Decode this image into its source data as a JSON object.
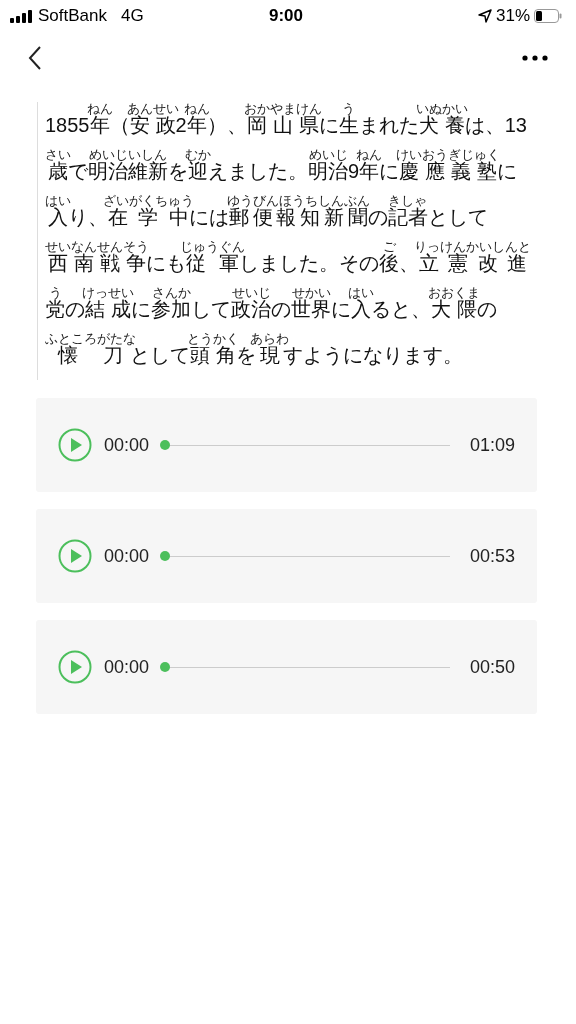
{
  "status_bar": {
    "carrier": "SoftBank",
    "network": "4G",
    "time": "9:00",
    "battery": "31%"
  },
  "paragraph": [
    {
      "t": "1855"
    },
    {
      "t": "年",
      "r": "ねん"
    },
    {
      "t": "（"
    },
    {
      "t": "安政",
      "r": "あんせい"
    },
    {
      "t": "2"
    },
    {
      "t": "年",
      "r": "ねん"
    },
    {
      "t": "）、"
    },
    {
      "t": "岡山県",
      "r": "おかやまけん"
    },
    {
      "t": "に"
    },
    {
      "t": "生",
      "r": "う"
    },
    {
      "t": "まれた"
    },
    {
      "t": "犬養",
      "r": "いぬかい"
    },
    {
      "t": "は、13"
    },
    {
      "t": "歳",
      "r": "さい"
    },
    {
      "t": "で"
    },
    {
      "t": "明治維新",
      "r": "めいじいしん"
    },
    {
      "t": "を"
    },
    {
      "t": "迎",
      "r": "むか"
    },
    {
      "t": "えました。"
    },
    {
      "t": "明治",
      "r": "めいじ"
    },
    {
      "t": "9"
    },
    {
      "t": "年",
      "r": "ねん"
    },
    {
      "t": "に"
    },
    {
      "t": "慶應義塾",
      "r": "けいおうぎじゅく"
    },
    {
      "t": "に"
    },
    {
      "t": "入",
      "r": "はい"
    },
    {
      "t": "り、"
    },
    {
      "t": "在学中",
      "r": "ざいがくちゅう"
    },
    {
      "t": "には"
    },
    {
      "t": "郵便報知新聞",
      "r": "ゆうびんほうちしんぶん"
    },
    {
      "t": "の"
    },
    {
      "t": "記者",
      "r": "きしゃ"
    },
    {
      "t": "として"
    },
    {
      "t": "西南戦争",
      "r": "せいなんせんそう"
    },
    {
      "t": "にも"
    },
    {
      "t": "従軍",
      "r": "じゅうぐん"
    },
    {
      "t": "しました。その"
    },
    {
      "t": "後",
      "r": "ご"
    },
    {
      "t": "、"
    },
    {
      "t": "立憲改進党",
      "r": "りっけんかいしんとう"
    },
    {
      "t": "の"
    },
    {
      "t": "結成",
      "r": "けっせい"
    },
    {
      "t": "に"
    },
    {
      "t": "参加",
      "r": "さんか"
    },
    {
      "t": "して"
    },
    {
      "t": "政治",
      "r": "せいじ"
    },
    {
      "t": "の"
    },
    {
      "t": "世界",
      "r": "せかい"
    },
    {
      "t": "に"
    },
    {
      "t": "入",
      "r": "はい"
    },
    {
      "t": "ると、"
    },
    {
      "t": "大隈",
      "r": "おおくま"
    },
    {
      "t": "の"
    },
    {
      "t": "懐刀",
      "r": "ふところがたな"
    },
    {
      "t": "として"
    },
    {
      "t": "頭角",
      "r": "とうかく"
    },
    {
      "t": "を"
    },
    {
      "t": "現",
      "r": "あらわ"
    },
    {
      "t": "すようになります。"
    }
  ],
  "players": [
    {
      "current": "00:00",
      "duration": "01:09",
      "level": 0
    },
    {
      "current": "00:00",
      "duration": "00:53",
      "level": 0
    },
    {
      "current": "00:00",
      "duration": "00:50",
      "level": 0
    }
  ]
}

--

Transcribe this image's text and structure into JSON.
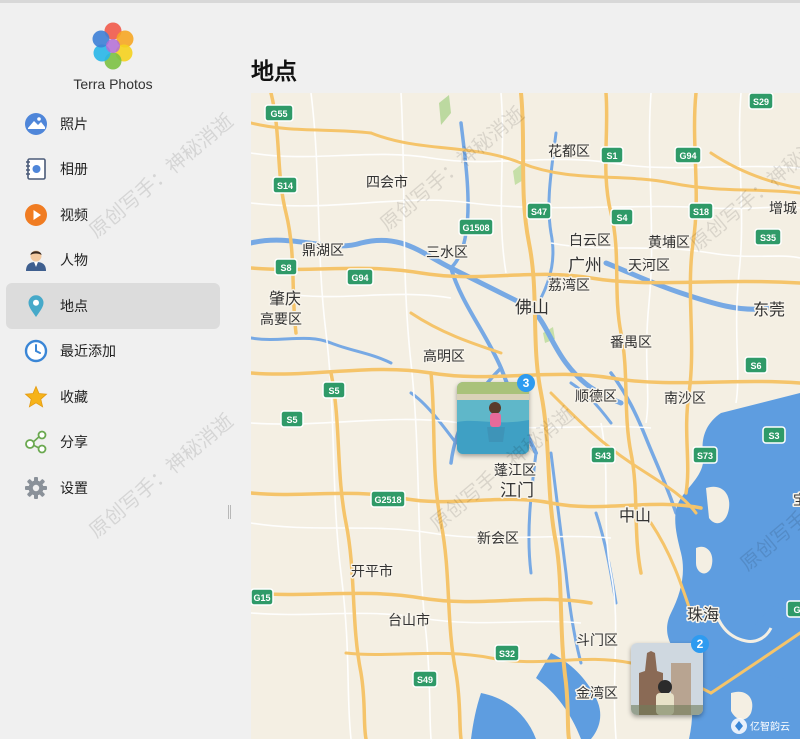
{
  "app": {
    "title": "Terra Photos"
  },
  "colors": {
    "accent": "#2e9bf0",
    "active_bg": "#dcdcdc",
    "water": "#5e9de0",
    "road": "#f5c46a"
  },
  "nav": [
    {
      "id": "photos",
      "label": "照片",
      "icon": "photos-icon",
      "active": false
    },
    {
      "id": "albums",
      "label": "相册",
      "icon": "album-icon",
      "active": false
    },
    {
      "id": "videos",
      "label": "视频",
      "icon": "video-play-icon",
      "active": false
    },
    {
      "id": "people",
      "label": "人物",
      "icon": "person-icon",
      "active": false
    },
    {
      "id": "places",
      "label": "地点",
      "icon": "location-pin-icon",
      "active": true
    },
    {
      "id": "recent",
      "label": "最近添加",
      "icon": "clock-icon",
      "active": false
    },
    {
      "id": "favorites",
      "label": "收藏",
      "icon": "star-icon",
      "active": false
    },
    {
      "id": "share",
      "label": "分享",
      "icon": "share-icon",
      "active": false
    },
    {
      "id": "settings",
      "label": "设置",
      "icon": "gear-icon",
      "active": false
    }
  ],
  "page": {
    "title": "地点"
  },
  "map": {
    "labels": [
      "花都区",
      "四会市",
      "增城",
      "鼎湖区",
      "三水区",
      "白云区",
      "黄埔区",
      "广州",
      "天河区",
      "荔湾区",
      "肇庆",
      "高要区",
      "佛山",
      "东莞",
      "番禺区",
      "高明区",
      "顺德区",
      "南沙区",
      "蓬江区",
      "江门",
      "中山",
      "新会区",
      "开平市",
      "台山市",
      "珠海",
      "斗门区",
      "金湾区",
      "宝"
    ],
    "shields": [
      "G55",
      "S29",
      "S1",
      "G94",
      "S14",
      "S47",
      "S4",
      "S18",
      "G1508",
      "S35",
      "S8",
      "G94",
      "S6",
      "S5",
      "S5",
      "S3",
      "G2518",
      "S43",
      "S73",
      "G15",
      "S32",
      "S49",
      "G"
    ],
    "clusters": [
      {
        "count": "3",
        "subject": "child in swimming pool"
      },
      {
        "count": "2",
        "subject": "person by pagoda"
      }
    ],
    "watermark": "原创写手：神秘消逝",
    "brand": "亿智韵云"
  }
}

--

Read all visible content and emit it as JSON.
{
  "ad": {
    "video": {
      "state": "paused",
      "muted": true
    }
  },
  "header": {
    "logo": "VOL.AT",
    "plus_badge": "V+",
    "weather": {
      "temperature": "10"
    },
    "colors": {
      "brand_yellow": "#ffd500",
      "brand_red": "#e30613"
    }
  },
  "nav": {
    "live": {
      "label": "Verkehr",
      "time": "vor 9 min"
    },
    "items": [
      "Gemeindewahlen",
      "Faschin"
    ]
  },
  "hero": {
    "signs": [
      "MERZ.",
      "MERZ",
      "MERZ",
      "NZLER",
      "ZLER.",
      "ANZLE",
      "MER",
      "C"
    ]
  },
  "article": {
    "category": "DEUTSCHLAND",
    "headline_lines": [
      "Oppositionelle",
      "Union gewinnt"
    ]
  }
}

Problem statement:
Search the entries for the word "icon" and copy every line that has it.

Solved exercise:
      "icon": "photos-icon",
      "icon": "album-icon",
      "icon": "video-play-icon",
      "icon": "person-icon",
      "icon": "location-pin-icon",
      "icon": "clock-icon",
      "icon": "star-icon",
      "icon": "share-icon",
      "icon": "gear-icon",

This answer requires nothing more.